Energy is one of our largest concerns moving forward. We know, at least on some levels, that the technology that is feeding us power isn’t exactly the cleanest technology or power sources. For the most part, the US is powered through coal and natural gas. Between these two roughly two thirds of our power is generated. Both of these power sources need to be extracted from the ground. There are several ways to extract coal from the earth, those of us from Pennsylvania know of both of these. The first is the old fashioned digging of huge mines. In some cases these mines catch on fire and can burn continually until all the coal is burned through. This can take decades or centuries. Not only that, but if you’ve seen ads or the show Coal on Discovery, you know that it’s horribly unhealthy for the miners and can lead to black lung. The other method is mountain top removal, which is less well known but equally destructive. According to a recent study it has removed 500 peaks and eliminated 2,000 miles of streams in the Appalachia mountain range.
Natural gas extraction is equally destructive, but it’s talked about less frequently than mountain top removal. Fracking has been banned in several countries and regulation in US states has been mixed (Ohio very strict PA very lax). However, the US is being compared to Saudi Arabia in terms of the quantity of Natural Gas in the ground (these estimates are highly contested). Because of the abundance natural gas is being touted as the clean alternative to coal. While it is true that natural gas does burn cleaner than coal it still is not a clean reaction. As it is a hydrocarbon molecule it’s reaction does not lead to 100% efficiency and only water as a resultant material. It still produces Carbon DiOxide but at a much lower rate than coal or gasoline (benzine).
While it is strongly debated among politicians the use of coal and natural gas are causing climate change (Obama compared them to Flat Earth Society members), it’s fairly obvious that they cause local pollution levels to increase. However, as we saw from the Iceland volcano ash and other pollutants are able to enter the jet stream and move around the world. This same affect can happen with coal and natural gas power plants.
However, as technology caused a great deal of these problems perhaps it can fix them. One of the first technologies that we should look at is captured carbon sequestering (CCS), which I’ve discussed before. This could help remove the excess carbon in the atmosphere now. However, there are risks it does reduce housing values and can leak to the surface in a similar manner as smoke from a coal fire. However, there has been success in countries like Iceland. While this is small scale, its the appropriate level to be testing in the US. There are several different technologies for CCS and many states in the US could experiment with different technologies. This will allow the selection of the best technology. The US government should encourage testing different technologies through programs at the state level to designed to increase testing different technology. This could include highest capture and lowest leakage rate from the captured location. Companies could then bid on the right to use their technology for the projects. Additionally, as this can be tied to economic benefits such as job creation and pollution reduction, without impacting current power production, it should gain bipartisan support.
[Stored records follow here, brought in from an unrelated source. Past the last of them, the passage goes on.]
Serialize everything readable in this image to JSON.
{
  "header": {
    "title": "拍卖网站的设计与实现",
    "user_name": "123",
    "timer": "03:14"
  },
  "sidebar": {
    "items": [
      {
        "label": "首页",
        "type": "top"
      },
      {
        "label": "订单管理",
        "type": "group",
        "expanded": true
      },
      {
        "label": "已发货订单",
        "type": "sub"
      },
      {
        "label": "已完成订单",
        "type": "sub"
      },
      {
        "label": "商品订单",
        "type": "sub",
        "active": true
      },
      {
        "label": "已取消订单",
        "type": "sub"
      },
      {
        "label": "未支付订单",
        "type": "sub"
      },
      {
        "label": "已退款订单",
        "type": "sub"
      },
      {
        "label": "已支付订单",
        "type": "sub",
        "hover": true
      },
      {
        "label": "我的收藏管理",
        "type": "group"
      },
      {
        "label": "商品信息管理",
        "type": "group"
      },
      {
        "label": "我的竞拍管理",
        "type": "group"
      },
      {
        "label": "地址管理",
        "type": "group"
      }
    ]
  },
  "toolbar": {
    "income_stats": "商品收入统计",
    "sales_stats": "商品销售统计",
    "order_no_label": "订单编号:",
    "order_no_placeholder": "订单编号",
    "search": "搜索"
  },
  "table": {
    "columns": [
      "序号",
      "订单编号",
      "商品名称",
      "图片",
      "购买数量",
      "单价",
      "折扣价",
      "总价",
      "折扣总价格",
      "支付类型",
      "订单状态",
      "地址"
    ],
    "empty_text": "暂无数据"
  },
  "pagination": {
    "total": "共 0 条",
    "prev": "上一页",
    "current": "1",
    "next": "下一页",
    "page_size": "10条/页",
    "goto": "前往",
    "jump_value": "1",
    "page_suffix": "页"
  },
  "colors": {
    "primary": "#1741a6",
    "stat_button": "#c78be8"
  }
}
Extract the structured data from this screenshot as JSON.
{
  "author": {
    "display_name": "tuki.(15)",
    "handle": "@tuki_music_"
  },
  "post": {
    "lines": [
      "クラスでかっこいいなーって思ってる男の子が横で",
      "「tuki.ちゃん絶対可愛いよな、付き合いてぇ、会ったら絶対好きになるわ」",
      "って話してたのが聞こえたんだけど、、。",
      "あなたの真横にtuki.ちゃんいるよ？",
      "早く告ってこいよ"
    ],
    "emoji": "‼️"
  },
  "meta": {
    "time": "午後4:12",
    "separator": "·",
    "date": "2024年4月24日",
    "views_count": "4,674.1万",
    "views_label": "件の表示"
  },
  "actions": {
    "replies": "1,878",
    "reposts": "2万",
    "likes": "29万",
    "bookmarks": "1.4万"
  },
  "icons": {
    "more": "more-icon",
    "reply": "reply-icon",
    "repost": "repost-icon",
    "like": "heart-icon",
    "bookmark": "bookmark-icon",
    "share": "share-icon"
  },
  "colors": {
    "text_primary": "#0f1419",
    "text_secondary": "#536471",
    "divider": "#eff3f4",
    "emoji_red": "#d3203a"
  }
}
Io9 recently had an interesting article about using caves as a method for batteries. This technology, while very very young, would be used in conjunction with renewable energy sources such as wind, solar and wave (when that matures more). This would allow for a massive storage area for extremely windy or sunny days to effectively smooth the energy production for a region. In addition it also could be used to buffer from over production for traditional power plants as well. It is difficult to plan for excess demand, but if these caves could be used to store energy from a colder time of the year until the summer it could be used to buffer against increased demand during the hot summer months.
Renewable energy sources must be part of any plan to create a national energy plan for any country. Without these energy independence would be impossible. Creating incentives for home owners and removing barriers, such as home owner associations that are against solar panels, should be a goal of government at several levels. Austin currently has a huge push for renewable energies where something lie 35% or more of the city energy needs should be generated by renewables in 2020. Including individual home owners in this plan will make it easier to reach.
Finally, nuclear reactors will also be required for wide area energy generation. Currently nuclear energy accounts for nearly 20% of US energy production. Developing safer techniques for nuclear energy generation is extremely important with Fukashima and the risk for using the same technology for creation nuclear weapons. Fortunately there are safer materials to use. One of them is called Thorium. This material reacts more safely and cannot be used to create weapons. This type of reactor would also be extremely useful for desalinating water.
To achieve true energy independence we will need to use all of the available materials for energy production. It will likely require a transition period from coal to natural gas to a combination of renewable energy sources and nuclear reactors. This will likely take 20 to 30 years. However, we need to use economic and national security as much as environmental concerns to win the argument. With the current mentality in the US government environmental arguments are not likely to win over many converts. Using job creation, through construction and managing the facility, and the long term economic benefits will likely win over more converts than any other method. Including in the argument a way to capture the pollution as a method of reducing pollution rather than simply require cleaner burning is also likely to win over converts as the GOP tries to defund the Environmental Protection Agency.
It is likely to be a difficult fight to get the US to be independent of foreign energy sources, but it is possible. To do so will require a clear plan of action. Sadly, the US has been lacking that for the past few decades.